▶ Work order: Copy each line in the data below that contains the word "time".

▶ Stored data:
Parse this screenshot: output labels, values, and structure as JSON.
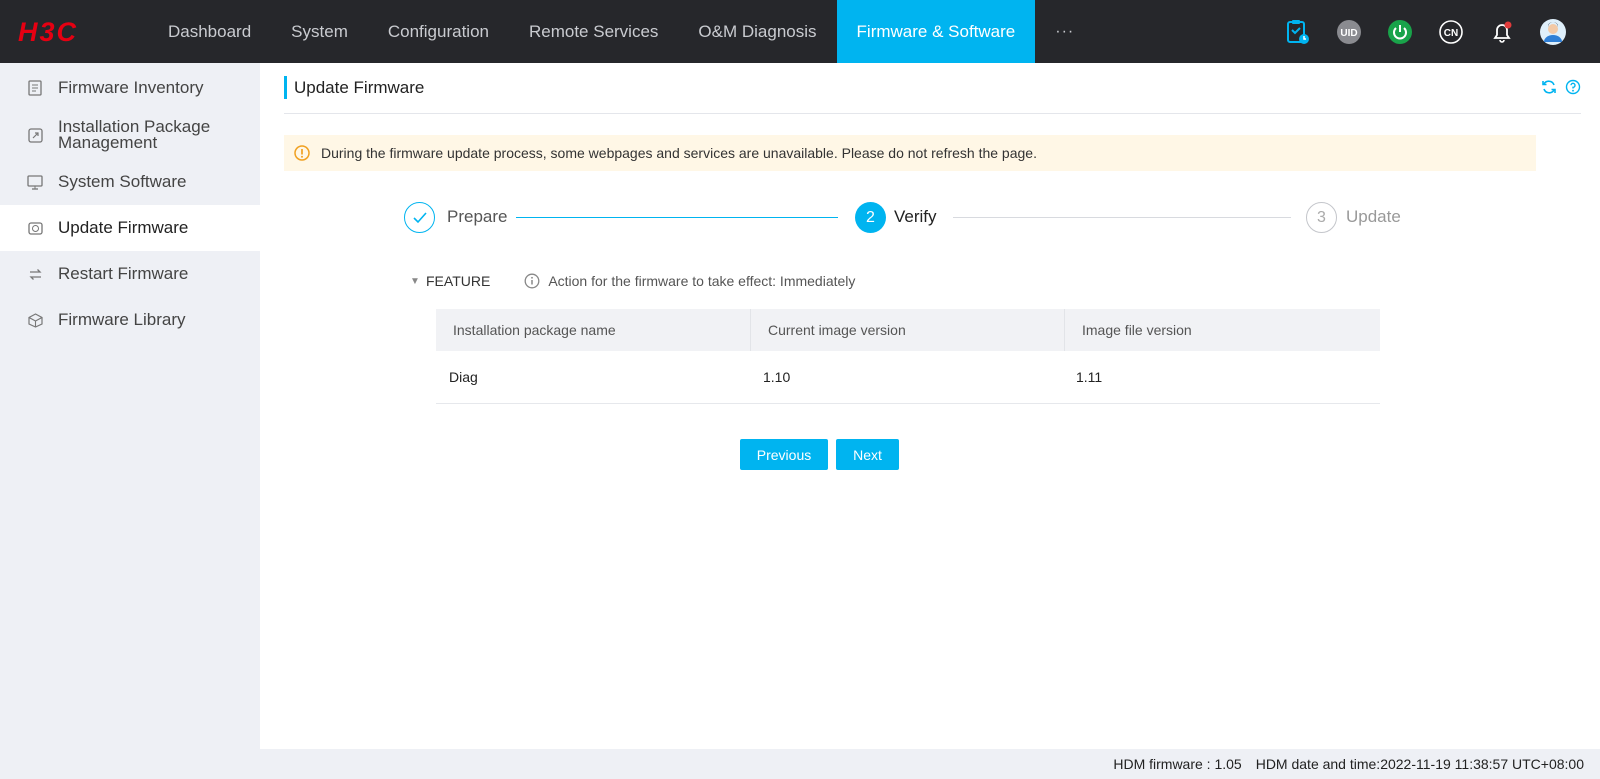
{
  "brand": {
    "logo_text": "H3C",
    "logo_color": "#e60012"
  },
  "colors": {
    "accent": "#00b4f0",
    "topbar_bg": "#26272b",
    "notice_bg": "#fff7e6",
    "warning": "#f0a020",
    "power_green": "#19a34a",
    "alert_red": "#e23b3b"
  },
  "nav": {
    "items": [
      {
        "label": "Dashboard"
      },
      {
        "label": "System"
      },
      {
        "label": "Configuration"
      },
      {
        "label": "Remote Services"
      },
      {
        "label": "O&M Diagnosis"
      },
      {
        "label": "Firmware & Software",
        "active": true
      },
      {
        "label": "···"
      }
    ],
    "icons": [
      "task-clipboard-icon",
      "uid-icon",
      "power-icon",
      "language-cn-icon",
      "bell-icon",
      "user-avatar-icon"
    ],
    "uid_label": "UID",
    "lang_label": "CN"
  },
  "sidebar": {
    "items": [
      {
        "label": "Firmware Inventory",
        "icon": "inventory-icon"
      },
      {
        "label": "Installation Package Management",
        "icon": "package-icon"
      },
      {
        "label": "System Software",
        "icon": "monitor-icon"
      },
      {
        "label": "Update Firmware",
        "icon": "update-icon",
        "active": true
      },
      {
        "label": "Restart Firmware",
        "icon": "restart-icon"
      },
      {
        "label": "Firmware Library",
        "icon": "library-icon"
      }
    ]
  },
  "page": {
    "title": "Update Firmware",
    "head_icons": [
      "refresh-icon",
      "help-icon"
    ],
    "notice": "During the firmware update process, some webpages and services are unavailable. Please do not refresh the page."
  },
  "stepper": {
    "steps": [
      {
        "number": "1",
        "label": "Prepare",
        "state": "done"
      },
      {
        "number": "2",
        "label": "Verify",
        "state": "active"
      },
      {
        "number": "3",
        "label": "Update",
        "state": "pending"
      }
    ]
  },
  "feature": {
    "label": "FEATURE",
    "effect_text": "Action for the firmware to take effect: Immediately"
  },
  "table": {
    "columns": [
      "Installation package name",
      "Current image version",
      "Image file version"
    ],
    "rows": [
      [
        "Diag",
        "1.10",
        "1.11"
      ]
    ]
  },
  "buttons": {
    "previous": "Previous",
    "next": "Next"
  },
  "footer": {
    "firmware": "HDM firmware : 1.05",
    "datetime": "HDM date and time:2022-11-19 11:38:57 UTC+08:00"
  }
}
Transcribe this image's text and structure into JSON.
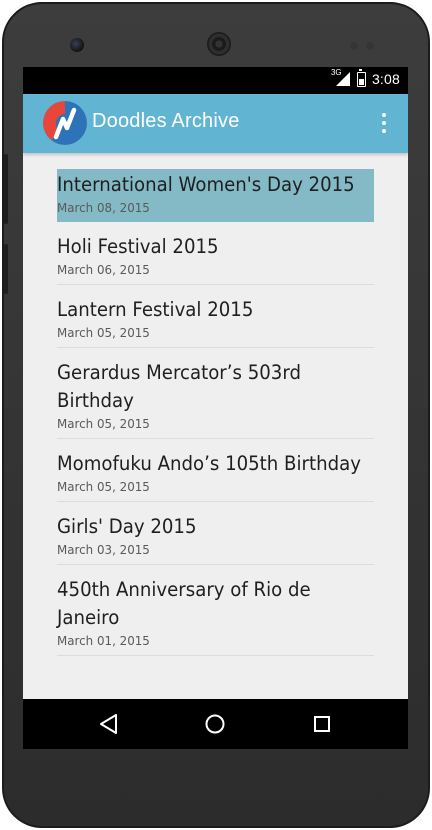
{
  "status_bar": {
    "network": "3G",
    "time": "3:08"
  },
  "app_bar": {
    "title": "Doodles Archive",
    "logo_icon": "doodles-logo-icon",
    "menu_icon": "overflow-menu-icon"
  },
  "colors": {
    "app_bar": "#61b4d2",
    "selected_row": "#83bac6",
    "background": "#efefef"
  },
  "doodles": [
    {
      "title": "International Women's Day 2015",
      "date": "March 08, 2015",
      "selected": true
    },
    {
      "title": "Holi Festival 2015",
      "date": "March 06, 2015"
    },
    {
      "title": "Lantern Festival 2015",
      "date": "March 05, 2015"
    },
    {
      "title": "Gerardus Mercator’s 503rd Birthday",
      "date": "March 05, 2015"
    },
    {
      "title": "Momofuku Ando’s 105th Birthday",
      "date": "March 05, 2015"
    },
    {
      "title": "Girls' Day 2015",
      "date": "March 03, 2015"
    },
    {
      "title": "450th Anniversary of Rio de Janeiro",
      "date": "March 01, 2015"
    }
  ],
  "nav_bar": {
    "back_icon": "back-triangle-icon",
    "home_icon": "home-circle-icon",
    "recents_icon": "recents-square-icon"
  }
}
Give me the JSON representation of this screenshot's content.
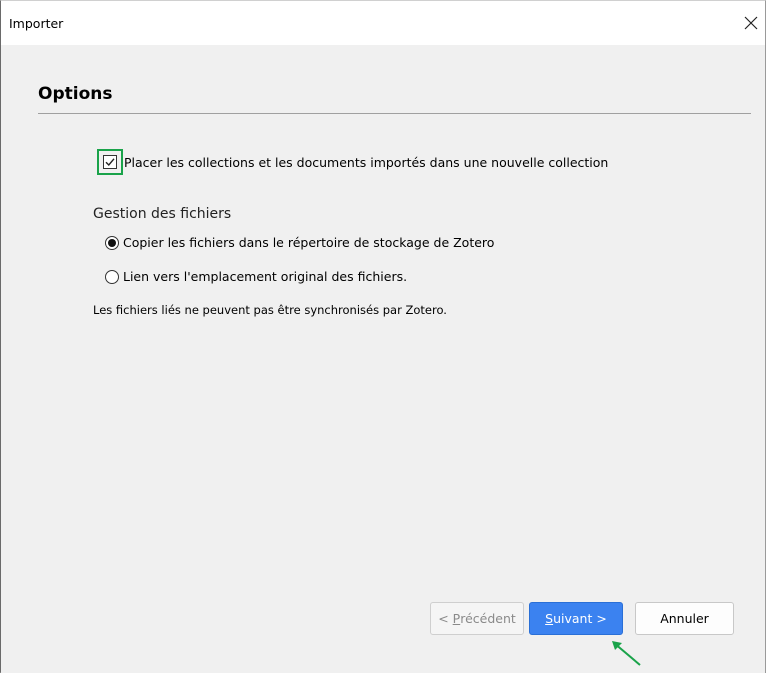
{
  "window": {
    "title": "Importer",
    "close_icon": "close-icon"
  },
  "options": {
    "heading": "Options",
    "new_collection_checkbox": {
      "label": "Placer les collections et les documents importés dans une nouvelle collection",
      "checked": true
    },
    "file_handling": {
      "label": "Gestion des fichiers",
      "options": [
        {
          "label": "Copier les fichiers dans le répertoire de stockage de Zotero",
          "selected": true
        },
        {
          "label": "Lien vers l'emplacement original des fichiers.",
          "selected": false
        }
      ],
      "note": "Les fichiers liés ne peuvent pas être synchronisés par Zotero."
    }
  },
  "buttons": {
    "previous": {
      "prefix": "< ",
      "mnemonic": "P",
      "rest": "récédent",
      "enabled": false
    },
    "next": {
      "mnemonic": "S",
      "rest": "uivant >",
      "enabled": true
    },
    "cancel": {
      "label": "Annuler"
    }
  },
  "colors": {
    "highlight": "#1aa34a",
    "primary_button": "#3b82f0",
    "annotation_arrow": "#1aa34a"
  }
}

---

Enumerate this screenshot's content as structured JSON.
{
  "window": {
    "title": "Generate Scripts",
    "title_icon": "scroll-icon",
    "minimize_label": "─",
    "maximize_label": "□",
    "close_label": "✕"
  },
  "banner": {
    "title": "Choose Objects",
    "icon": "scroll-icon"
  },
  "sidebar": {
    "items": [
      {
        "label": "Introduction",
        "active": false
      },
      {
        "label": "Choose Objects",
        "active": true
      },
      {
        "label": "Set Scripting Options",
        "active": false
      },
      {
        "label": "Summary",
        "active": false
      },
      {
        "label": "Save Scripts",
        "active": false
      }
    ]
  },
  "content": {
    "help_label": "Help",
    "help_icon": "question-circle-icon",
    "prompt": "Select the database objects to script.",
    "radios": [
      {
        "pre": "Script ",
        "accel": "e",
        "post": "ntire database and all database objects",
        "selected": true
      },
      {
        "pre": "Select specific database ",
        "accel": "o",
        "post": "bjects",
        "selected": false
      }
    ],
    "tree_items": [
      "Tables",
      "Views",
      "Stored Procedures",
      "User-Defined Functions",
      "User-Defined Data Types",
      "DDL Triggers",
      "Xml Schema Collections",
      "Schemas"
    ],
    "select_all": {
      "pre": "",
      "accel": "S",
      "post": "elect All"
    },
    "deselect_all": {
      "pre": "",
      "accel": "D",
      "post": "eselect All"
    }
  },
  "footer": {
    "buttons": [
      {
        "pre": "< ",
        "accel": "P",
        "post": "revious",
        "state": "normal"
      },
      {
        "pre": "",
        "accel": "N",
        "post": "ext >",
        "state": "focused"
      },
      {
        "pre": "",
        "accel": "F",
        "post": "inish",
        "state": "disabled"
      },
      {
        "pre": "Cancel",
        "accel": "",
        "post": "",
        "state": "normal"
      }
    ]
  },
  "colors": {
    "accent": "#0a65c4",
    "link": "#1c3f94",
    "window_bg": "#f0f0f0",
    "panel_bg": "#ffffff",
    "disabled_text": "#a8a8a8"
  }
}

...

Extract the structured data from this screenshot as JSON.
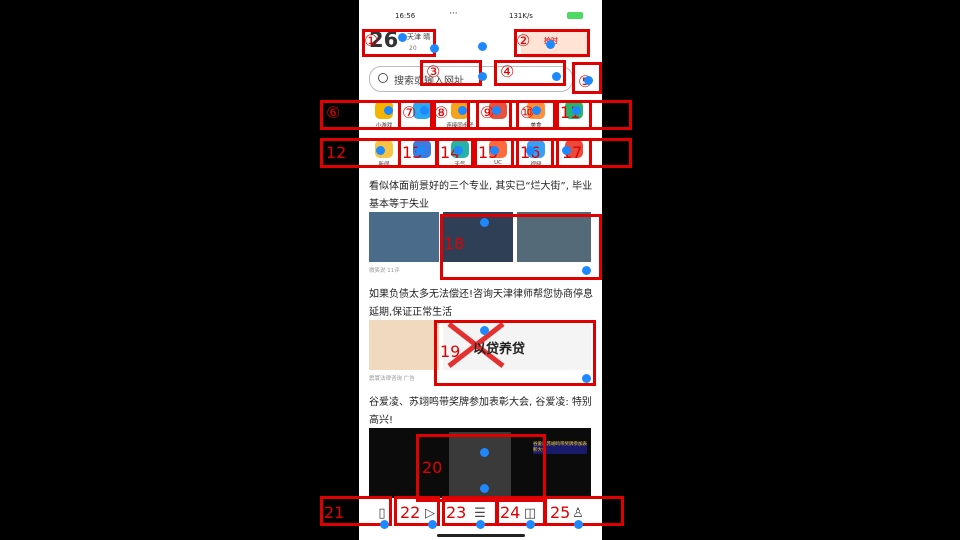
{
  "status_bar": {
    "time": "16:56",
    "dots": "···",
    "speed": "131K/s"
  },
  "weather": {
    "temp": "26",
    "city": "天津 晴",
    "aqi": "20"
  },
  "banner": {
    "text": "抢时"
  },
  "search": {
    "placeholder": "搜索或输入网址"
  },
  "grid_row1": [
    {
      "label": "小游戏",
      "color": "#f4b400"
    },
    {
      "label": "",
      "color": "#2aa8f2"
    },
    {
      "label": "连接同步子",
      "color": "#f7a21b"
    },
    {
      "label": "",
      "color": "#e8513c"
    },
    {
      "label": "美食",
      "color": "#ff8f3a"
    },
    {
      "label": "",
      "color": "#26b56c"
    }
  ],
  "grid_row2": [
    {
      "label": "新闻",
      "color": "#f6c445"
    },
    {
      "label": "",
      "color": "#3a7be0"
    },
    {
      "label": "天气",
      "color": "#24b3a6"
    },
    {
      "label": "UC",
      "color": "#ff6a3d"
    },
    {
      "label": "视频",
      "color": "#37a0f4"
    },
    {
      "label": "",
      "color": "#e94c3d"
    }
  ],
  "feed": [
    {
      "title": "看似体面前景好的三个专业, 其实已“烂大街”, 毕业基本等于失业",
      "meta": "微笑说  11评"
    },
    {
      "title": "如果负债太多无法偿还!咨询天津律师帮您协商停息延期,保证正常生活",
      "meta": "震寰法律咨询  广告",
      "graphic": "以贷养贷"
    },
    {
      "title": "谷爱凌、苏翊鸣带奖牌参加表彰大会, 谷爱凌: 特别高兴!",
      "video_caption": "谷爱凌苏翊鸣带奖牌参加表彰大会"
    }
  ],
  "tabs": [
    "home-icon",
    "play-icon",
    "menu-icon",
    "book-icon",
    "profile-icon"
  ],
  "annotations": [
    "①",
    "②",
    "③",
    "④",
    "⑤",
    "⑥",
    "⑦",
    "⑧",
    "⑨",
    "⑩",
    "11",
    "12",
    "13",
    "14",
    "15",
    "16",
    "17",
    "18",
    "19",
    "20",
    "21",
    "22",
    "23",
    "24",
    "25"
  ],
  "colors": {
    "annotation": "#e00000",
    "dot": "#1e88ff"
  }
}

▶ Written answer:
    "datetime": "HDM date and time:2022-11-19 11:38:57 UTC+08:00"
    "time": "3:08"
    "time": "16:56",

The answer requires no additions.